A friend recently posted on Facebook a link to a likely apocryphal story about a restaurant survey. The graphic below gives the premise, and you can read here for the whole story.
As I commented on my friends post, the story says a lot about us. We’re so wrapped up in our PDAs (i.e., our Personal Digital Distraction Assistants) that we don’t realize how often we inconvenience ourselves and others. We slow down service at the restaurant, on the road, and in queues, then complain that said service is slow, completely oblivious to our own role.
In particular in the story is the point where people send the food back to be reheated, necessitated entirely by the continued distraction with their hand-held devices. Alas, I admit that even I am guilty of the occasional (and, yes, it is only occasional) photo of the food or drink solely for immediate posting on Facebook. I’m not sure when sharing the experience became more important than the experience itself.
But perhaps this is too harsh a judgment. Possibly this is less about the need to self-validate to an online audience as it is a way to bring that audience into the wonder of the moment. Maybe it’s actually a good thing. Or maybe it really doesn’t matter.
In any case, the fact that the restaurant story, though almost certainly an exercise in creative writing, has become a meme gone viral, says a lot about us as well. We’ve become a network of socially connected strangers who engage online as much, if not more, than we do in the flesh. And yet, the presence of Facebook and LinkedIn has allowed me to reconnect with hundreds of people I once knew but had lost touch. For that this social network idea is a treasure. It has also given me the opportunity to connect with people I have never known and would likely have never met, but who are interested in those things that interest me – Abraham Lincoln, Nikola Tesla, Travel, Science. It’s like joining a local club with worldwide membership.
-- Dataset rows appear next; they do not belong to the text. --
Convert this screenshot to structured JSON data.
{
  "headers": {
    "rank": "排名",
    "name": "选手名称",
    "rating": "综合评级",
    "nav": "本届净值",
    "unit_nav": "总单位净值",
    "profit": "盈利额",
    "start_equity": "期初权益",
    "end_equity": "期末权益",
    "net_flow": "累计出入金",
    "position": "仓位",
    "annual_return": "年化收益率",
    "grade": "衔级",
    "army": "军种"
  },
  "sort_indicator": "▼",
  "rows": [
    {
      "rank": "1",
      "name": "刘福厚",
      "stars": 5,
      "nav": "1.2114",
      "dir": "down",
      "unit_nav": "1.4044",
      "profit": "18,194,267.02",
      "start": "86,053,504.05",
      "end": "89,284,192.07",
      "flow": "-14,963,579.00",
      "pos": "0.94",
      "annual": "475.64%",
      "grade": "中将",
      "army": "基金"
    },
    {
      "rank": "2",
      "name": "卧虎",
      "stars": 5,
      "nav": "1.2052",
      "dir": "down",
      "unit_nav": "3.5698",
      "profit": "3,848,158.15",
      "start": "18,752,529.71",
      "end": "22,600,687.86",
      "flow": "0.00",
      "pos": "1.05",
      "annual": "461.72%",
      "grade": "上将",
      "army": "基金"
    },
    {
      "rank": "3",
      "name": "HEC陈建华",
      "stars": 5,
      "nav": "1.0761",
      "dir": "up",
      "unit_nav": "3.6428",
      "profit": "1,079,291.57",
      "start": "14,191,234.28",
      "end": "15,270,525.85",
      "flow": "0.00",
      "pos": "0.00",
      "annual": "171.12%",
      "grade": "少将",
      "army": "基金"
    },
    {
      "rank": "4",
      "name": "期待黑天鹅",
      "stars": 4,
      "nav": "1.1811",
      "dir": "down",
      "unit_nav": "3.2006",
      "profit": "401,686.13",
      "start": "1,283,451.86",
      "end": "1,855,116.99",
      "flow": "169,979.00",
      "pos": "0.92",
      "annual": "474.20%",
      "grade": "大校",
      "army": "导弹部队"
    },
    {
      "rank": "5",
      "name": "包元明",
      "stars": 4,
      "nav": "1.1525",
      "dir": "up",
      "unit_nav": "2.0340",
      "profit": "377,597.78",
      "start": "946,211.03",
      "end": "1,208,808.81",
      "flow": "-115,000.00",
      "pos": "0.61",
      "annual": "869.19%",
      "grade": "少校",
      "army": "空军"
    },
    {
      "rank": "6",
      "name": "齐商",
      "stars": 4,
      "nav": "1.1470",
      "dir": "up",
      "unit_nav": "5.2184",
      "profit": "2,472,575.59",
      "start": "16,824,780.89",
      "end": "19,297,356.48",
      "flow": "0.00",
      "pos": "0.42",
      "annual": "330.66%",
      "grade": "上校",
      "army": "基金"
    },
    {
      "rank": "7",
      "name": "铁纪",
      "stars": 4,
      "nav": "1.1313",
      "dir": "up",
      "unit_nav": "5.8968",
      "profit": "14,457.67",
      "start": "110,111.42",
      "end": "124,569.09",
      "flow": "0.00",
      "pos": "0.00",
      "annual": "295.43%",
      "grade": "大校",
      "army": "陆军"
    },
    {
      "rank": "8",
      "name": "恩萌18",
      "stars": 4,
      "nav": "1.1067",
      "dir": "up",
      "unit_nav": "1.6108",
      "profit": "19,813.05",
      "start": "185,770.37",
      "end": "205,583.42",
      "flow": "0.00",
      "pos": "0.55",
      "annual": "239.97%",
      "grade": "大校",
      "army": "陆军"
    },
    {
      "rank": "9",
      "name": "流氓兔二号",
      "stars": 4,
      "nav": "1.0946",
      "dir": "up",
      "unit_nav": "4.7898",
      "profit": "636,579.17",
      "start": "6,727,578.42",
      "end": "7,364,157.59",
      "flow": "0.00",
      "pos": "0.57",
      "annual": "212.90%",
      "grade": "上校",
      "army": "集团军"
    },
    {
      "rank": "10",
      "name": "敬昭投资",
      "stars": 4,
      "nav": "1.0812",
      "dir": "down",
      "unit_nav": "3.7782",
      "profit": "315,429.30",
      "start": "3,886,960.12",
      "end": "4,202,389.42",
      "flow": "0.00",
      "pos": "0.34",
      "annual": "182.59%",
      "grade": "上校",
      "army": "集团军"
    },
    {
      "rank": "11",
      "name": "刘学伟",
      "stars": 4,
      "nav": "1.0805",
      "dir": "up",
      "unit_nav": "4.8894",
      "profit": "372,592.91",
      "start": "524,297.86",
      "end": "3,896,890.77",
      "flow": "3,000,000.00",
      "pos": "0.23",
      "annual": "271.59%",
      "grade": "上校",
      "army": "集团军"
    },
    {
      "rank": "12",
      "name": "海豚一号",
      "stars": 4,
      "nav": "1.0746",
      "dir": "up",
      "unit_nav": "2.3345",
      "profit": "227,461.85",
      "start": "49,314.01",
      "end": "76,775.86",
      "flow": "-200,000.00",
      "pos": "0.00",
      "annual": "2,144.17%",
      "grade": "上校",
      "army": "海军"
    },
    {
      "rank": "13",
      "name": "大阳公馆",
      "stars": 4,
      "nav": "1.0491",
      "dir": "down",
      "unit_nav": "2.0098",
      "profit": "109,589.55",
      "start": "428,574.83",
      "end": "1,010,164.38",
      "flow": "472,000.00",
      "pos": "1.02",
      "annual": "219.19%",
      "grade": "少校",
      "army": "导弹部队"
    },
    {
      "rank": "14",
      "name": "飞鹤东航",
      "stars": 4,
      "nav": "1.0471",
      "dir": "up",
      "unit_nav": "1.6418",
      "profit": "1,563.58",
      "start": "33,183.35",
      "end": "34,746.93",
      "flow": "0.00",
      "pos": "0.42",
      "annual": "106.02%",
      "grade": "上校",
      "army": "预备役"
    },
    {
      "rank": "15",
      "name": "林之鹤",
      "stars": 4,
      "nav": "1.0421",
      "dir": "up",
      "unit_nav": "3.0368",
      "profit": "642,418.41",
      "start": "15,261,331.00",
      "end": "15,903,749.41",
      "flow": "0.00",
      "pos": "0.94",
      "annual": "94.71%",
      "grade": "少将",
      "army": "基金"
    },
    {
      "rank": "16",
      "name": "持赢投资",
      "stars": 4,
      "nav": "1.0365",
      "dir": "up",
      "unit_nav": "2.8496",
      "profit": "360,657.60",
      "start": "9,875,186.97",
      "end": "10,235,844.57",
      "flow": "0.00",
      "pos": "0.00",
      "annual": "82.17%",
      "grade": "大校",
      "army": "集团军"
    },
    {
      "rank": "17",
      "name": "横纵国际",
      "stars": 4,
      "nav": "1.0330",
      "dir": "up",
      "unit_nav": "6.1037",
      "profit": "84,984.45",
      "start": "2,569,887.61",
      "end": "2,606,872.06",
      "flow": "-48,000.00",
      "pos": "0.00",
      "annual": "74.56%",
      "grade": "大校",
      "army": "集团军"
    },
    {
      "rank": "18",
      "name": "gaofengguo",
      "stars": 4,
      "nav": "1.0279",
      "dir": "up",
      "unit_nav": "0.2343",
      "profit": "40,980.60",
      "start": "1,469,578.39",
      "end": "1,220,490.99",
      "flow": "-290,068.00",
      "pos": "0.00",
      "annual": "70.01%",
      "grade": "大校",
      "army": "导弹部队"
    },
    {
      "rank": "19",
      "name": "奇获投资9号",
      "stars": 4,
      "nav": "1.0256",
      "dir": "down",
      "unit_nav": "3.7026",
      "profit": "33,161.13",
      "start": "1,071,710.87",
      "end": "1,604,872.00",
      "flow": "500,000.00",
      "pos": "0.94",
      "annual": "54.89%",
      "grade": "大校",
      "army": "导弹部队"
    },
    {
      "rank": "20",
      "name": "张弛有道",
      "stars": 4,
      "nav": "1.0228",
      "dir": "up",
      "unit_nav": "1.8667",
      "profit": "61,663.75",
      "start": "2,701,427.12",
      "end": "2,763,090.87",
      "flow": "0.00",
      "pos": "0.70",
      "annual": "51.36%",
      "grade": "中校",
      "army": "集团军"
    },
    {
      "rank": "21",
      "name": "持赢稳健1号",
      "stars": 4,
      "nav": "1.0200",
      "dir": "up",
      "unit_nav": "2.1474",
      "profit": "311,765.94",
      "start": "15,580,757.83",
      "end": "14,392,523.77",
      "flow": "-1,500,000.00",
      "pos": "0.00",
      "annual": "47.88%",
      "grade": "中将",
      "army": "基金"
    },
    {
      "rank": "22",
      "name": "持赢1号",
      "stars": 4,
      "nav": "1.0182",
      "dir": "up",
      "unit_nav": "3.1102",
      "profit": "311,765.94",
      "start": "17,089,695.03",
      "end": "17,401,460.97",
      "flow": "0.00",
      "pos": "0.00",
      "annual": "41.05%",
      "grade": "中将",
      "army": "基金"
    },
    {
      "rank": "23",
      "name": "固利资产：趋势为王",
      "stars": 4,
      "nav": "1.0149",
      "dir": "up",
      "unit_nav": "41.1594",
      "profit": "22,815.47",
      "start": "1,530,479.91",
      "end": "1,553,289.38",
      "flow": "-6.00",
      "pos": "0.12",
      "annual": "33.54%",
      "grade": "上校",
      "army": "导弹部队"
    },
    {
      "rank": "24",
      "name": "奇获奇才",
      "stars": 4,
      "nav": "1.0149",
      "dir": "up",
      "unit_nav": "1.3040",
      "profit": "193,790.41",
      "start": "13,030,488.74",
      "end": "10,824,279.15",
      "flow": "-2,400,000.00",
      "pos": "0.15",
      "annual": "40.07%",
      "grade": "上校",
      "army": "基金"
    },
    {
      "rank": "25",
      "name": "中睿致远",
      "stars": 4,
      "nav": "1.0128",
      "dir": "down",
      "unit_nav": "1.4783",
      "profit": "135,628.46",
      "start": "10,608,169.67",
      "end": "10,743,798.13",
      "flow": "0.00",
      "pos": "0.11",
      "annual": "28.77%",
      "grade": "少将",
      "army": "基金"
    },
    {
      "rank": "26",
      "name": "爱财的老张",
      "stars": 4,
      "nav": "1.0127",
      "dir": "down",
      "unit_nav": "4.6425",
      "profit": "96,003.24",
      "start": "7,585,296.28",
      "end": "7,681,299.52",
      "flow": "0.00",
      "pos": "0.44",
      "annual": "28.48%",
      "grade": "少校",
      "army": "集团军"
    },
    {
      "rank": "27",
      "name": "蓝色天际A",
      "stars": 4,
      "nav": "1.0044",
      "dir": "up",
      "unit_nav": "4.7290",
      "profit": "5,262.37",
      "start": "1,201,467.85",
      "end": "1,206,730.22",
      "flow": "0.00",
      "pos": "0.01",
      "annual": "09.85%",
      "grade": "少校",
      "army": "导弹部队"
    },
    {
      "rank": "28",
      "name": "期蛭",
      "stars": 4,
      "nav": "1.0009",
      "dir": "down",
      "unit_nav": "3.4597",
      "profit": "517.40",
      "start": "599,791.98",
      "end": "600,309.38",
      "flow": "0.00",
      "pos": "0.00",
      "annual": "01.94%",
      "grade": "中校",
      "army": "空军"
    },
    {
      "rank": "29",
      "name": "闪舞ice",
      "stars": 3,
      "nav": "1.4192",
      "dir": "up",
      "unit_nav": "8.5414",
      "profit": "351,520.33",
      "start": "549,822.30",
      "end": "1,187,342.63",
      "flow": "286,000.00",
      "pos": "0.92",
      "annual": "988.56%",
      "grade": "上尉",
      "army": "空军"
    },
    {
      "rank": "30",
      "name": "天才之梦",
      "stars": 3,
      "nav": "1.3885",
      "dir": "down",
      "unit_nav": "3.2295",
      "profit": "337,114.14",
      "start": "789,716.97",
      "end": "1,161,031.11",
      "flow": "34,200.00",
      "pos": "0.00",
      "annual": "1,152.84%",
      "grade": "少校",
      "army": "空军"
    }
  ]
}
So the next time I’m in a restaurant I’ll enjoy the food, the ambiance, and the company. I’ll embrace the wonder of the moment. I’ll live the experience fully. And, yes, I might even post a photo of my drink on Facebook.
© David J. Kent 2014